KABUL (AP) — Facing huge pressure to reform, President Hamid Karzai is submitting a Cabinet lineup to Parliament on Saturday that keeps U.S. favorites in several posts critical to the war and reconstruction — a nod to American demands for trusted hands to help manage the conflict.

The new list also reflects Karzai’s need to serve a second master — political allies, including warlords, that kept him in power.

World leaders have threatened to hold back troops and development aid if Karzai does not cleanse his government of corruption and mismanagement.

But some Afghan lawmakers said the lineup looked too much like the existing one.

They said it signaled more of the same from a government which has been criticized as ineffective and corrupt. These lawmakers also expressed concern that a few of Karzai’s new nominees — they did not say whom — were chosen because of links to political bosses or warlords.

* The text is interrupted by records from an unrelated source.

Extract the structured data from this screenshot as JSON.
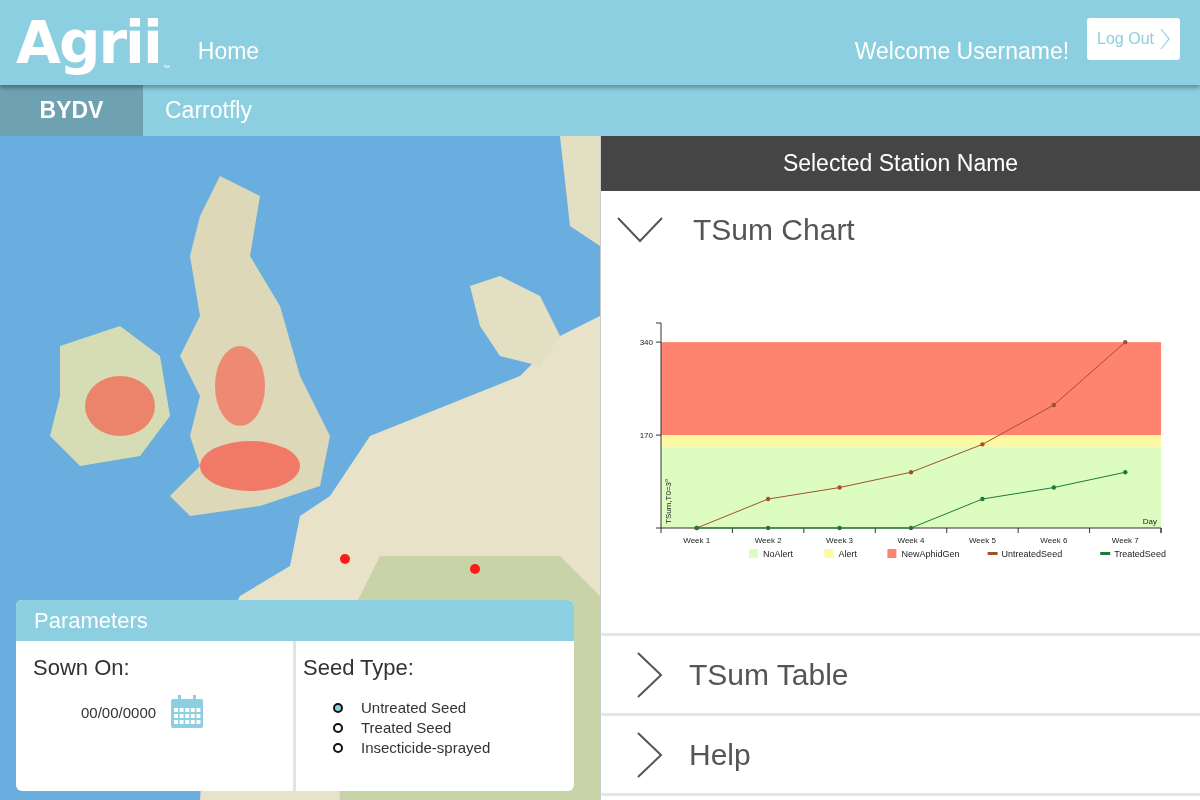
{
  "header": {
    "logo": "Agrii",
    "logo_mark": "™",
    "nav_link": "Home",
    "welcome": "Welcome Username!",
    "logout_button": "Log Out"
  },
  "tabs": [
    {
      "label": "BYDV",
      "selected": true
    },
    {
      "label": "Carrotfly",
      "selected": false
    }
  ],
  "parameters": {
    "title": "Parameters",
    "sown_on": {
      "label": "Sown On:",
      "value": "00/00/0000"
    },
    "seed_type": {
      "label": "Seed Type:",
      "options": [
        {
          "label": "Untreated Seed",
          "selected": true
        },
        {
          "label": "Treated Seed",
          "selected": false
        },
        {
          "label": "Insecticide-sprayed",
          "selected": false
        }
      ]
    }
  },
  "station_panel": {
    "title": "Selected Station Name",
    "sections": [
      {
        "title": "TSum Chart",
        "expanded": true,
        "chart_data": {
          "type": "line",
          "xlabel": "Day",
          "ylabel": "TSum,T0=3°",
          "categories": [
            "Week 1",
            "Week 2",
            "Week 3",
            "Week 4",
            "Week 5",
            "Week 6",
            "Week 7"
          ],
          "ylim": [
            0,
            375
          ],
          "yticks": [
            170,
            340
          ],
          "series": [
            {
              "name": "UntreatedSeed",
              "color": "#a0522d",
              "values": [
                0,
                53,
                74,
                102,
                153,
                225,
                340
              ]
            },
            {
              "name": "TreatedSeed",
              "color": "#1a7a3a",
              "values": [
                0,
                0,
                0,
                0,
                53,
                74,
                102
              ]
            }
          ],
          "legend": "bottom",
          "bands": [
            {
              "label": "NoAlert",
              "axis": "y",
              "from": 0,
              "to": 149,
              "color": "#dcfcc0"
            },
            {
              "label": "Alert",
              "axis": "y",
              "from": 149,
              "to": 170,
              "color": "#fcf9a0"
            },
            {
              "label": "NewAphidGen",
              "axis": "y",
              "from": 170,
              "to": 340,
              "color": "#fe8470"
            }
          ]
        }
      },
      {
        "title": "TSum Table",
        "expanded": false
      },
      {
        "title": "Help",
        "expanded": false
      }
    ]
  }
}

Several of the new appointments have previous government experience and good educational credentials. It’s unclear, though, whether they will clean up the bribery and graft that has become business as usual in the government. As with Karzai’s first Cabinet, the new slate of proposed ministers is a collection of Western-educated Afghans and former mujahedeen or their nominees.

“Nothing has changed,” said Mirahmad Joyanda, a member of parliament from Kabul.

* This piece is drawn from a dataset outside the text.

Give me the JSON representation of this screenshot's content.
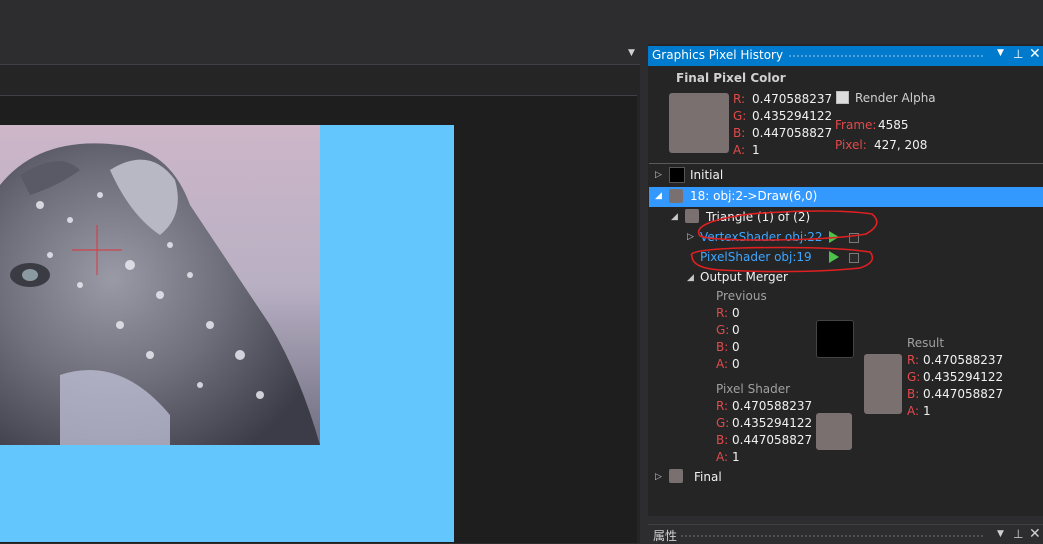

He and other members of parliament point to Karzai’s decision to retain Water and Energy Minister Ismail Khan, a notorious warlord who holds political sway in the Herat region of western Afghanistan. Human Rights Watch has accused Khan of war crimes during Afghanistan’s past quarter-century of conflict.

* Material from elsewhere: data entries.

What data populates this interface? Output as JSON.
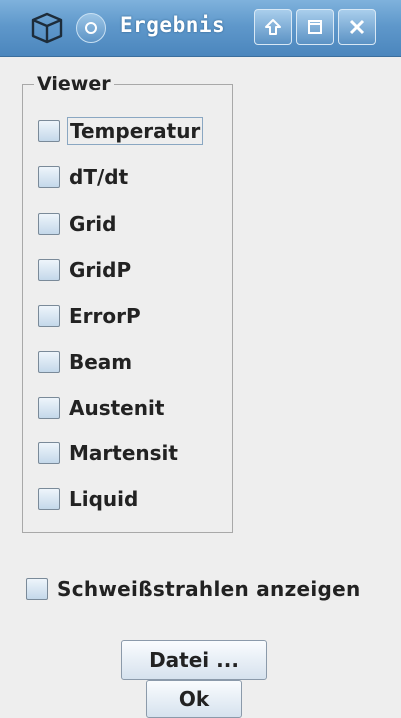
{
  "window": {
    "title": "Ergebnis",
    "icons": {
      "app": "cube-icon",
      "menu": "circle-menu-icon",
      "up": "arrow-up-icon",
      "maximize": "maximize-icon",
      "close": "close-icon"
    },
    "colors": {
      "titlebar": "#5f98cb",
      "background": "#eeeeee"
    }
  },
  "viewer": {
    "legend": "Viewer",
    "items": [
      {
        "label": "Temperatur",
        "checked": false,
        "focused": true
      },
      {
        "label": "dT/dt",
        "checked": false
      },
      {
        "label": "Grid",
        "checked": false
      },
      {
        "label": "GridP",
        "checked": false
      },
      {
        "label": "ErrorP",
        "checked": false
      },
      {
        "label": "Beam",
        "checked": false
      },
      {
        "label": "Austenit",
        "checked": false
      },
      {
        "label": "Martensit",
        "checked": false
      },
      {
        "label": "Liquid",
        "checked": false
      }
    ]
  },
  "options": {
    "weld_beams_label": "Schweißstrahlen anzeigen",
    "weld_beams_checked": false
  },
  "buttons": {
    "file_label": "Datei ...",
    "ok_label": "Ok"
  }
}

Joyanda was at the presidential palace on Thursday when Karzai spoke to about 100 lawmakers about various issues, including his Cabinet picks. When he heard the names, Joyanda said he became discouraged and walked out of the meeting.

“Nothing is new,” he said. “Half of the Cabinet remains. The other half is introduced by warlords.”

According to the list, however, Karzai wants to jettison the heads of two ministries embroiled in corruption probes.

Karzai wants to replace Muhammad Ibrahim Adel, the current minister of mines. Earlier this month, two U.S. officials in Washington alleged that Adel took a $20 million bribe to steer a $3 billion copper mining project to a Chinese company. The minister denied taking any bribes, saying the agreement was approved by the Cabinet and that Karzai was also aware of it.

The president also wants to replace Sediq Chakari, who heads the Ministry of Hajj and Mosque. Allegations surfaced recently that money was pocketed at the ministry. Chakari, who has denied involvement, said two of his employees were being investigated in connection with missing money.

Including Khan, Karzai wants to keep 12 of his 25 ministers in their jobs for now, according to three Afghan government officials, who divulged the list to The Associated Press on Friday on condition of anonymity because it had not been formally announced.

They said Karzai wants to retain the minister of foreign affairs and the ministers of defense and interior, which oversee the Afghan army and police. Karzai’s proposed Cabinet list also includes the current ministers of finance, public health and agriculture, which receive billions of dollars in international aid.

A senior international official in Kabul, who spoke on condition of anonymity because he was not authorized to comment on the Cabinet, said the diplomatic and aid communities likely would react positively to Karzai’s decision to retain these six key members of the Cabinet.

Karzai also wants the ministers of justice, education, women’s affairs, communications and counternarcotics to stay on the job, the Afghan government officials said.

The U.S. Embassy in Kabul withheld comment.

“We’re awaiting an official announcement and want to see that the nominations put forward reflect President Karzai’s stated commitment to good governance and integrity and professionalism within his Cabinet,” U.S. Embassy spokeswoman Caitlin Hayden said.

That was the promise Karzai made when he was sworn in for a second term last month following a fraud-tainted presidential election.

“The ministers of Afghanistan must possess integrity and be professionals serving the nation,” Karzai said.

His image suggested otherwise. Standing at Karzai’s side on that day were his two vice presidents — Mohammad Qasim Fahim and Karim Khalili — both former warlords widely believed to have looted Afghanistan for years. Karzai likely put them on his ticket to win votes from their minority ethnic communities.

Parwin Durani, a member of parliament, estimated that a third of the lawmakers at the palace meeting were unhappy that Karzai’s list did not include more new faces.

She said Karzai told the lawmakers that while they had the power to seat the Cabinet, he would face pressure from the international community if they rejected certain nominees. Durani also said Karzai indicated that he might change some ministers in three months, which would be after an international conference on the way forward in Afghanistan being held Jan. 28 in London.